MaxCyte® electroporation enabled the creation of Assay Ready Cells for method development, validation and characterization of over 150 ion channel variant heterotetramers. This assay workflow can be used for ion channel variant evaluation to deploy emerging precision therapies successfully. The ability to create up to eight Assay Ready Cell banks in a single, quick electroporation process with the MaxCyte ATx® or STxTM ensures that new variants can be screened without delay.

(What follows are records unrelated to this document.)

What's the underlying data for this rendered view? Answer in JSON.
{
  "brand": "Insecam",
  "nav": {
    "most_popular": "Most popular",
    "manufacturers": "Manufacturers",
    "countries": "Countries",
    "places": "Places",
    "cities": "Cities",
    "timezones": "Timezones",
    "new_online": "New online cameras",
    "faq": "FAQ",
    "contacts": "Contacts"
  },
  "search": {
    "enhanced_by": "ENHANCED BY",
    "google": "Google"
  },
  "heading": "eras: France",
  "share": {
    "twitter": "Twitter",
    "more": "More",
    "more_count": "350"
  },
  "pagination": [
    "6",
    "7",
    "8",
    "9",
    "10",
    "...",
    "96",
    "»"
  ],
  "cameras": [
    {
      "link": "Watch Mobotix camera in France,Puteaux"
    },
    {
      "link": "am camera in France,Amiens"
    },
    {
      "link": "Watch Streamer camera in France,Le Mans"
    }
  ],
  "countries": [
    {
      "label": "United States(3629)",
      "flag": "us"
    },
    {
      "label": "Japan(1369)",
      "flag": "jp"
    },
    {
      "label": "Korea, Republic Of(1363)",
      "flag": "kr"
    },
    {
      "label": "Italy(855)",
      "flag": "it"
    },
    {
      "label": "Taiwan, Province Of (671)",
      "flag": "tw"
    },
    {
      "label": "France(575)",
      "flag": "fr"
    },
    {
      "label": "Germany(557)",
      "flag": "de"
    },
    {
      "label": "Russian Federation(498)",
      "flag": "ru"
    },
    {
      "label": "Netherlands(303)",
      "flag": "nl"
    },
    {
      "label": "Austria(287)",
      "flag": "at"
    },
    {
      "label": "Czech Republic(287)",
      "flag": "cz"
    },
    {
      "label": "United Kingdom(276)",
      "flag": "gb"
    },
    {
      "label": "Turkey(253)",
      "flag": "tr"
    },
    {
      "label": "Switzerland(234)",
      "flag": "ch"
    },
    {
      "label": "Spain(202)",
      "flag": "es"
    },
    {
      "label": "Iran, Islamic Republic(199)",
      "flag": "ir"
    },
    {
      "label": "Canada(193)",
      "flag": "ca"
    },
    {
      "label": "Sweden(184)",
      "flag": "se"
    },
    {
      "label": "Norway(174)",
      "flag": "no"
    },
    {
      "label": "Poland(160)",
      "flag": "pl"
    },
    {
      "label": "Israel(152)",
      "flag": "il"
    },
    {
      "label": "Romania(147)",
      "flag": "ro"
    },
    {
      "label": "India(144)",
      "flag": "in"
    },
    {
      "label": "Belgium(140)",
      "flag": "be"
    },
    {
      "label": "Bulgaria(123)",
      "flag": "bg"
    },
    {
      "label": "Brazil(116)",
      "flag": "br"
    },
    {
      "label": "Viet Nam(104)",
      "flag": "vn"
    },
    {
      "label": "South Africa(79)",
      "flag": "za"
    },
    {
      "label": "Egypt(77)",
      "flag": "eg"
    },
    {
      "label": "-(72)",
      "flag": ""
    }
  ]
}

In this study, the authors used CHO-derived CHO-Q3 cells to prepare Assay Ready Cells, but they noted that the functional significance of some variants might only become apparent in neuronal cells. The ability to transfect virtually any cell type with MaxCyte electroporation, including primary neurons and neuronal cell lines, may enable researchers to test that hypothesis in the future.

Combining Assay Ready Cells with automated patch clamp recordings is a rapid, robust method for the high-throughput evaluation of large numbers of ion channel variants. MaxCyte electroporation and Assay Ready Cells provide a flexible approach that can be used for high-throughput analysis of ion channels and other pharmacologically interesting protein classes.


  1. Vanoye CG, Desai RR, Ji Z, Adusumilli S, Jairam N, Ghabra N, Joshi N, Fitch E, Helbig KL, McKnight D, Lindy AS, Zou F, Helbig I, Cooper EC, George AL Jr. Highthroughput evaluation of epilepsy-associated KCNQ2 variants reveals functional and pharmacological heterogeneity. JCI Insight. 2022 Mar 8;7(5):e156314. doi: 10.1172/ jci.insight.156314.
  2. Dirkx N, Miceli F, Taglialatela M, Weckhuysen S. The Role of Kv7.2 in Neurodevelopment: Insights and Gaps in Our Understanding. Front Physiol. 2020 Oct 28;11:570588. doi: 10.3389/fphys.2020.570588.

This content was adapted and reproduced from Vanoye et al. 2022 under the Creative Commons license Attribution 4.0 International (CC BY 4.0)

* Since the publication of this study, the new ExPERT STx® instrument has been released to include enhanced software, an improved user interface and an integrated touch screen.